Mass is nice, but …

Mass is nice, but …

The protester at the other occupied church in Boston have preemptively offered any offers from the archdiocese if they resemble the one made to St. Albert’s in Weymouth, or a solution like the one in East Boston that means the parish is closing. Nice to see they have an open mind.

And once again, we have revealed to us the poor state of catechsesis and are given an understanding of the mindset. What’s important to these people is not the sacraments, especially the Eucharist, or true worship of God, or belonging to the universal Church, the Body of Christ. No, they have become congregationalists for whom the community is most important.

As wonderful as it would be for churches holding vigils to be allowed to hold Mass, parish council member Gail Trainor said parishioners are looking for more than that.

“People are looking to keep their vibrant, healthy communities together.
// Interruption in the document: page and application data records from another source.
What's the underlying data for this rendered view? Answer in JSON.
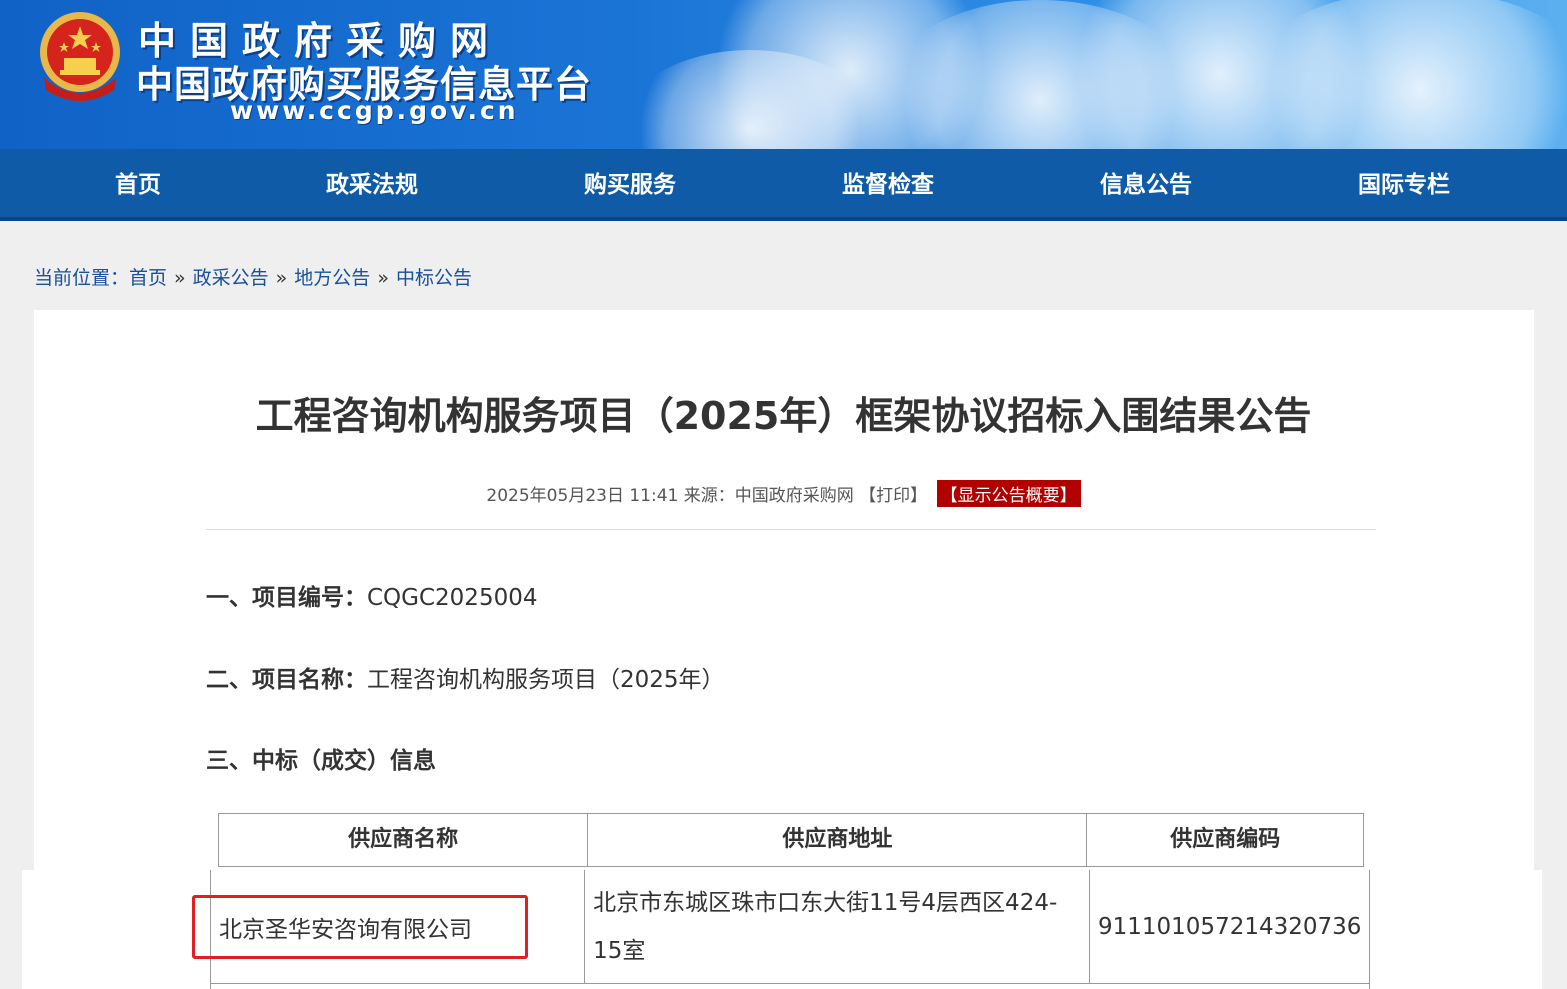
{
  "header": {
    "site_title_line1": "中国政府采购网",
    "site_title_line2": "中国政府购买服务信息平台",
    "site_url": "www.ccgp.gov.cn",
    "emblem_icon": "national-emblem-icon"
  },
  "nav": {
    "items": [
      {
        "label": "首页"
      },
      {
        "label": "政采法规"
      },
      {
        "label": "购买服务"
      },
      {
        "label": "监督检查"
      },
      {
        "label": "信息公告"
      },
      {
        "label": "国际专栏"
      }
    ]
  },
  "breadcrumb": {
    "prefix": "当前位置：",
    "items": [
      "首页",
      "政采公告",
      "地方公告",
      "中标公告"
    ],
    "separator": "»"
  },
  "article": {
    "title": "工程咨询机构服务项目（2025年）框架协议招标入围结果公告",
    "meta_datetime": "2025年05月23日 11:41",
    "meta_source": "来源：中国政府采购网",
    "print_label": "【打印】",
    "summary_label": "【显示公告概要】",
    "sections": [
      {
        "label": "一、项目编号：",
        "value": "CQGC2025004"
      },
      {
        "label": "二、项目名称：",
        "value": "工程咨询机构服务项目（2025年）"
      },
      {
        "label": "三、中标（成交）信息",
        "value": ""
      }
    ],
    "table": {
      "headers": [
        "供应商名称",
        "供应商地址",
        "供应商编码"
      ],
      "rows": [
        [
          "北京圣华安咨询有限公司",
          "北京市东城区珠市口东大街11号4层西区424-15室",
          "911101057214320736"
        ]
      ]
    }
  },
  "colors": {
    "nav_bg": "#0f5ba8",
    "summary_badge": "#b00000",
    "highlight": "#e02020"
  }
}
That they would give up their vigil, which they wholeheartedly believe in, is not something that is probably ever going to happen,” she said.

The Mass is supposed to be the source and summit of the Christian life.  Jesus said: “I am the living bread that came down from heaven; whoever eats this bread will live forever; and the bread that I will give is my flesh for the life of the world. … Amen, amen, I say to you, unless you eat the flesh of the Son of Man and drink his blood, you do not have life within you.” (John 6:51, 53) It is not vibrant, healthy communities that will save us; communities will not bring us eternal life. It is the Eucharist that gives us life, and it the Eucharist is received in the Mass, which itself is the true worship of God who is all deserving of all our love and worship. Prayer services and vigils are nice, but they are not participation in the sacrifice of Christ; they are not the standing in the throne of God, while our High Priest presents Himself as the Victim for our sins and the sins of the whole world and then leads us in praise and glorification of the Father.

As a Catholic, I find it incomprehensible that anyone could say that Mass is nice, but we want our community. It’s just not right.

Written by
Domenico Bettinelli
  • I think someone should take the phrase “Paris is worth a Mass” (or whatever it was) and change it to fit this.

    If this community is so vibrant, why are they dependent upon a particular building?  I have had to go to Mass at student centers and rented spaces before, when there was no nearby permanent church.  If they care about their community so much, they can just rent out space somewhere and have their Bible study groups (ha!), yoga, whatever.  I knew many a protestant church that rented space from schools, storefronts, etc… are they saying their community is weaker than those? 

    Well, we can already tell how strong this community is. 

  • Lex orandi, lex credendi.

    When you have been taught that the Mass is first and foremost a celebration of the gathered community, this mindset is going to develop over time.  It’s inevitable.  This Body has lost sight of its Head, and this phenomenon is more common than I care to discuss.